Senators voted 47-53 on advancing the resolution, falling short of the simple majority needed to move forward. GOP Sens. Mike LeeMichael (Mike) Shumway LeeSupreme Court takes on same-sex wedding cake case House approves motion to go to tax conference — with drama Trump really will shrink government, starting with national monuments MORE (Utah), Rand PaulRandal (Rand) Howard PaulLexington mayor launches bid for Congress Trump-free Kennedy Center Honors avoids politics Meet the Iran hawk who could be Trump's next secretary of State MORE (Ky.) Todd YoungTodd Christopher YoungThe Hill's Whip List: Where Republicans stand on Senate tax bill Republican senators wrestle with their Roy Moore problem GOP mobilizes against Moore MORE (Ind.) and Dean HellerDean Arthur HellerDems look to use Moore against GOP Senate hearing shows Fed chair nominee acts the part Senate GOP votes to begin debate on tax bill MORE (Nev.) voted with most Democrats to advance it.

Democratic Sens. Joe DonnellyJoseph (Joe) Simon DonnellyTrump rips Dems a day ahead of key White House meeting The Hill's 12:30 Report Avalanche of Democratic senators say Franken should resign MORE (Ind.), Claire McCaskill (Mo.), Bill Nelson (Fla.), Joe ManchinJoseph (Joe) ManchinTrump rips Dems a day ahead of key White House meeting Senate panel moves forward with bill to roll back Dodd-Frank Wealthy outsiders threaten to shake up GOP Senate primaries MORE (W.Va.) and Mark WarnerMark Robert WarnerSenate panel moves forward with bill to roll back Dodd-Frank Comey back in the spotlight after Flynn makes a deal Warner: Every week another shoe drops in Russia investigation MORE (Va.) voted against moving the measure.

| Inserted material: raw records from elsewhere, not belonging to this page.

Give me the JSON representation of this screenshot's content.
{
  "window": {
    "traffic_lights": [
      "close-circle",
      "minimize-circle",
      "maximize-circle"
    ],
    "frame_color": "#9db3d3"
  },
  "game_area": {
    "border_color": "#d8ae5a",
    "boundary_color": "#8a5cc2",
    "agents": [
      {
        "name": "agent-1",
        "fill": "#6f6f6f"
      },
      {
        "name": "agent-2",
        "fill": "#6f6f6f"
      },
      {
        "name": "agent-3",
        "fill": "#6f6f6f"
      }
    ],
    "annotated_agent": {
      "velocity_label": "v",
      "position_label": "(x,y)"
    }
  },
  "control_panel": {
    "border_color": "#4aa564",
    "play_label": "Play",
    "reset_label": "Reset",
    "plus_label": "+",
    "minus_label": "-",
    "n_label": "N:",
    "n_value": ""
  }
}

The motion faced an uphill climb in the Senate, despite growing concerns about Saudi Arabia's involvement in Yemen's civil war.

Top Republicans, including Majority Leader Mitch McConnellAddison (Mitch) Mitchell McConnellGOP strategist donates to Alabama Democrat McConnell names Senate GOP tax conferees Brent Budowsky: A plea to Alabama voters MORE (R-Ky.), signaled ahead of the vote that they were opposed to the motion, arguing that reneging on the arms agreement would undercut a key U.S. ally. The Hill's Jordain Carney has more here: http://bit.ly/2rYg8r7

 

Uber CEO taking leave of absence: Travis Kalanick will be taking an indefinite leave of absence from his post as CEO of Uber, he told employees in an email Tuesday.

"For the last eight years my life has always been about Uber," Kalanick wrote in the email, which was sent to reporters by a spokeswoman.

"Recent events have brought home for me that people are more important than work, and that I need to take some time off of the day-to-day to grieve my mother, whom I buried on Friday, to reflect, to work on myself, and to focus on building out a world-class leadership team.

Kalanick's decision to step down comes as the company undergoes massive changes and amid reports that Uber's board was considering suspending the embattled CEO. The company is struggling to deal with allegations of widespread sexual harassment, one of a number of controversies and missteps that have dogged the company in recent months. The Hill's tech team, Harper Neidig and Ali Breland, have more here: http://bit.ly/2rXYiV8

 

Write us with tips, suggestions and news: slane@thehill.comvneedham@thehill.comnjagoda@thehill.com and nelis@thehill.com. Follow us on Twitter: @SylvanLane,  @VickofTheHill@NJagoda and @NivElis